Task description: Write out, exactly and in full, the line where "What data populates" appears together with all lines that follow it in the entries below. Do not include pictures.
[[ Task data open ]]
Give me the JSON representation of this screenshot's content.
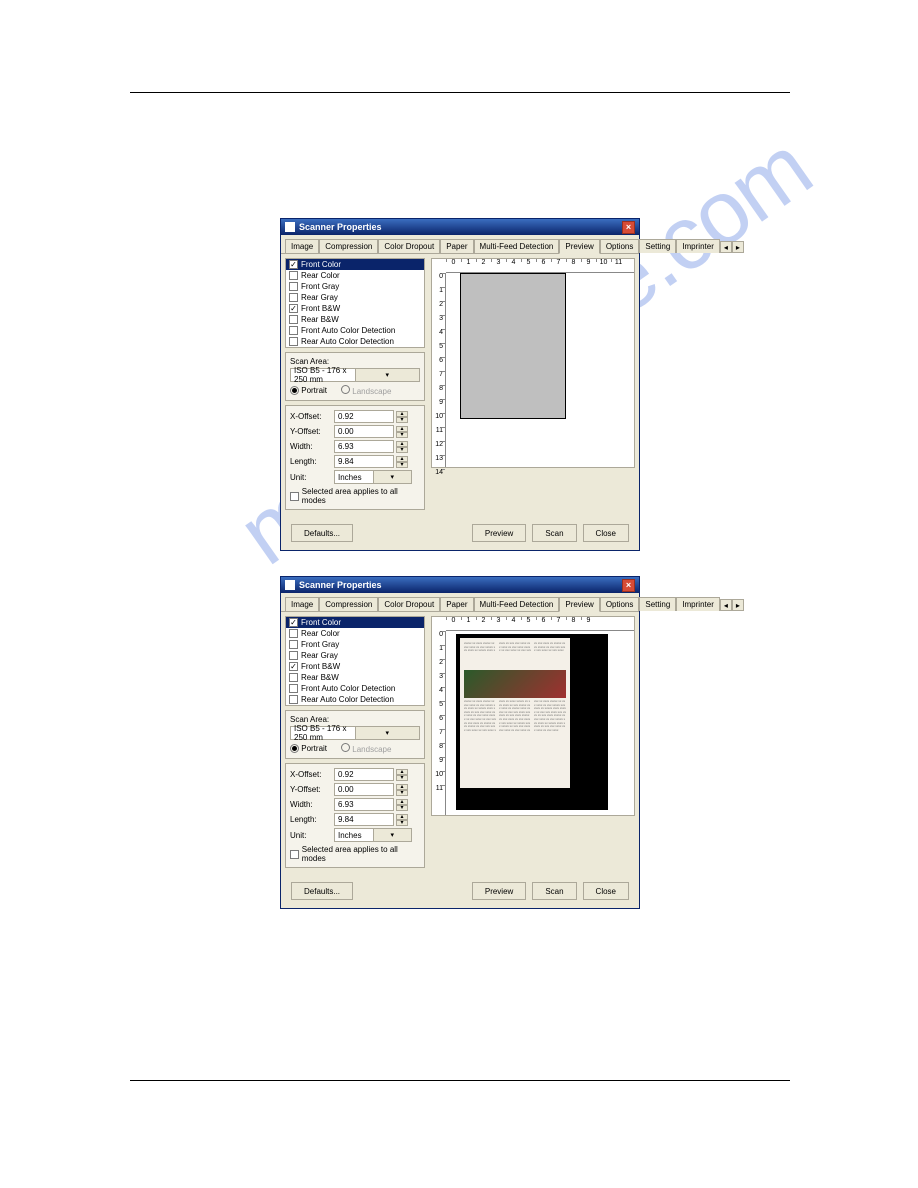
{
  "watermark_text": "manualshive.com",
  "dialogs": {
    "title": "Scanner Properties",
    "tabs": [
      "Image",
      "Compression",
      "Color Dropout",
      "Paper",
      "Multi-Feed Detection",
      "Preview",
      "Options",
      "Setting",
      "Imprinter"
    ],
    "active_tab": "Preview",
    "checkboxes": [
      {
        "label": "Front Color",
        "checked": true,
        "selected": true
      },
      {
        "label": "Rear Color",
        "checked": false
      },
      {
        "label": "Front Gray",
        "checked": false
      },
      {
        "label": "Rear Gray",
        "checked": false
      },
      {
        "label": "Front B&W",
        "checked": true
      },
      {
        "label": "Rear B&W",
        "checked": false
      },
      {
        "label": "Front Auto Color Detection",
        "checked": false
      },
      {
        "label": "Rear Auto Color Detection",
        "checked": false
      }
    ],
    "scan_area_label": "Scan Area:",
    "scan_area_value": "ISO B5 - 176 x 250 mm",
    "orientation": {
      "portrait_label": "Portrait",
      "landscape_label": "Landscape",
      "portrait_on": true
    },
    "fields": {
      "xoffset": {
        "label": "X-Offset:",
        "value": "0.92"
      },
      "yoffset": {
        "label": "Y-Offset:",
        "value": "0.00"
      },
      "width": {
        "label": "Width:",
        "value": "6.93"
      },
      "length": {
        "label": "Length:",
        "value": "9.84"
      },
      "unit": {
        "label": "Unit:",
        "value": "Inches"
      }
    },
    "selected_applies_label": "Selected area applies to all modes",
    "defaults_btn": "Defaults...",
    "preview_btn": "Preview",
    "scan_btn": "Scan",
    "close_btn": "Close"
  },
  "ruler_h": [
    "0",
    "1",
    "2",
    "3",
    "4",
    "5",
    "6",
    "7",
    "8",
    "9",
    "10",
    "11"
  ],
  "ruler_h2": [
    "0",
    "1",
    "2",
    "3",
    "4",
    "5",
    "6",
    "7",
    "8",
    "9"
  ],
  "ruler_v": [
    "0",
    "1",
    "2",
    "3",
    "4",
    "5",
    "6",
    "7",
    "8",
    "9",
    "10",
    "11",
    "12",
    "13",
    "14"
  ],
  "ruler_v2": [
    "0",
    "1",
    "2",
    "3",
    "4",
    "5",
    "6",
    "7",
    "8",
    "9",
    "10",
    "11"
  ]
}
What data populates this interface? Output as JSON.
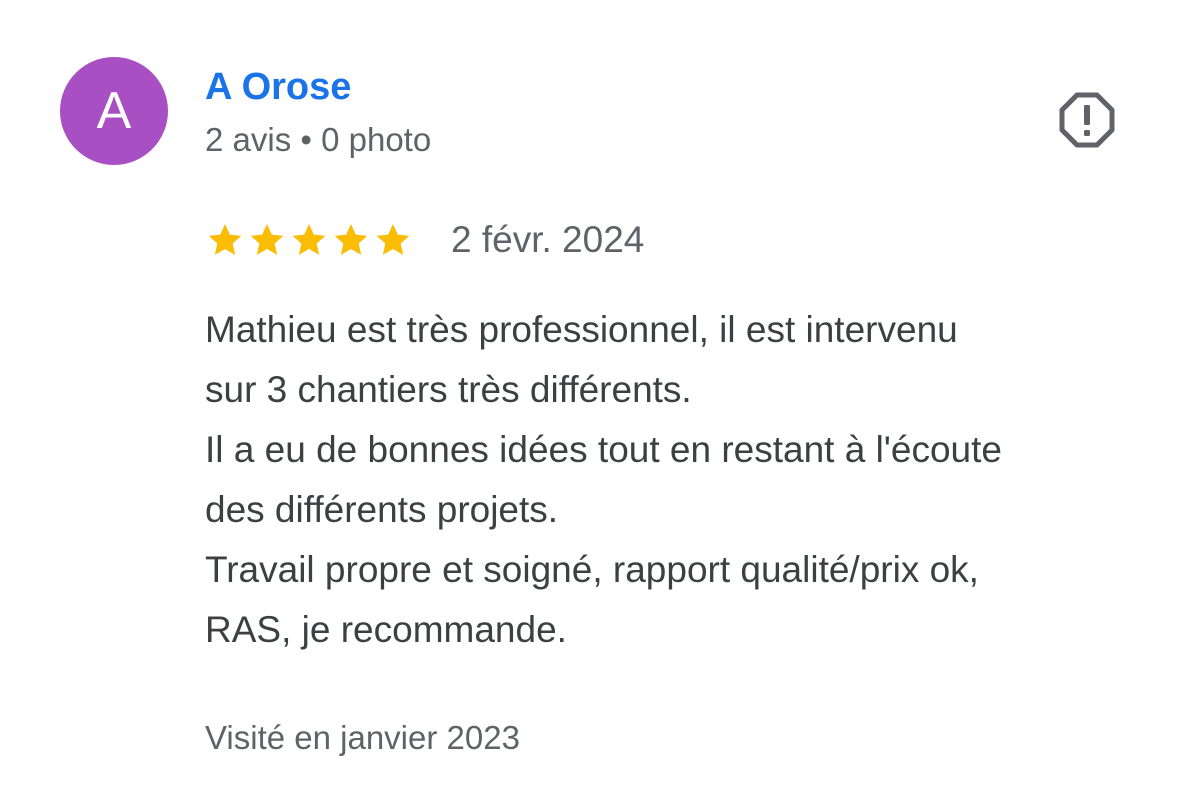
{
  "reviewer": {
    "avatar_letter": "A",
    "avatar_color": "#a94fc4",
    "name": "A Orose",
    "meta": "2 avis • 0 photo"
  },
  "report": {
    "icon": "report-flag-icon"
  },
  "review": {
    "rating": 5,
    "max_rating": 5,
    "star_color": "#fbbc04",
    "date": "2 févr. 2024",
    "lines": [
      "Mathieu est très professionnel, il est intervenu",
      "sur 3 chantiers très différents.",
      "Il a eu de bonnes idées tout en restant à l'écoute",
      "des différents projets.",
      "Travail propre et soigné, rapport qualité/prix ok,",
      "RAS, je recommande."
    ],
    "visited": "Visité en janvier 2023"
  },
  "colors": {
    "name": "#1a73e8",
    "secondary_text": "#5f6368",
    "body_text": "#3c4043"
  }
}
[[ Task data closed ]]
Written response:
What data populates this interface? Output as JSON.
{
  "reviewer": {
    "avatar_letter": "A",
    "avatar_color": "#a94fc4",
    "name": "A Orose",
    "meta": "2 avis • 0 photo"
  },
  "report": {
    "icon": "report-flag-icon"
  },
  "review": {
    "rating": 5,
    "max_rating": 5,
    "star_color": "#fbbc04",
    "date": "2 févr. 2024",
    "lines": [
      "Mathieu est très professionnel, il est intervenu",
      "sur 3 chantiers très différents.",
      "Il a eu de bonnes idées tout en restant à l'écoute",
      "des différents projets.",
      "Travail propre et soigné, rapport qualité/prix ok,",
      "RAS, je recommande."
    ],
    "visited": "Visité en janvier 2023"
  },
  "colors": {
    "name": "#1a73e8",
    "secondary_text": "#5f6368",
    "body_text": "#3c4043"
  }
}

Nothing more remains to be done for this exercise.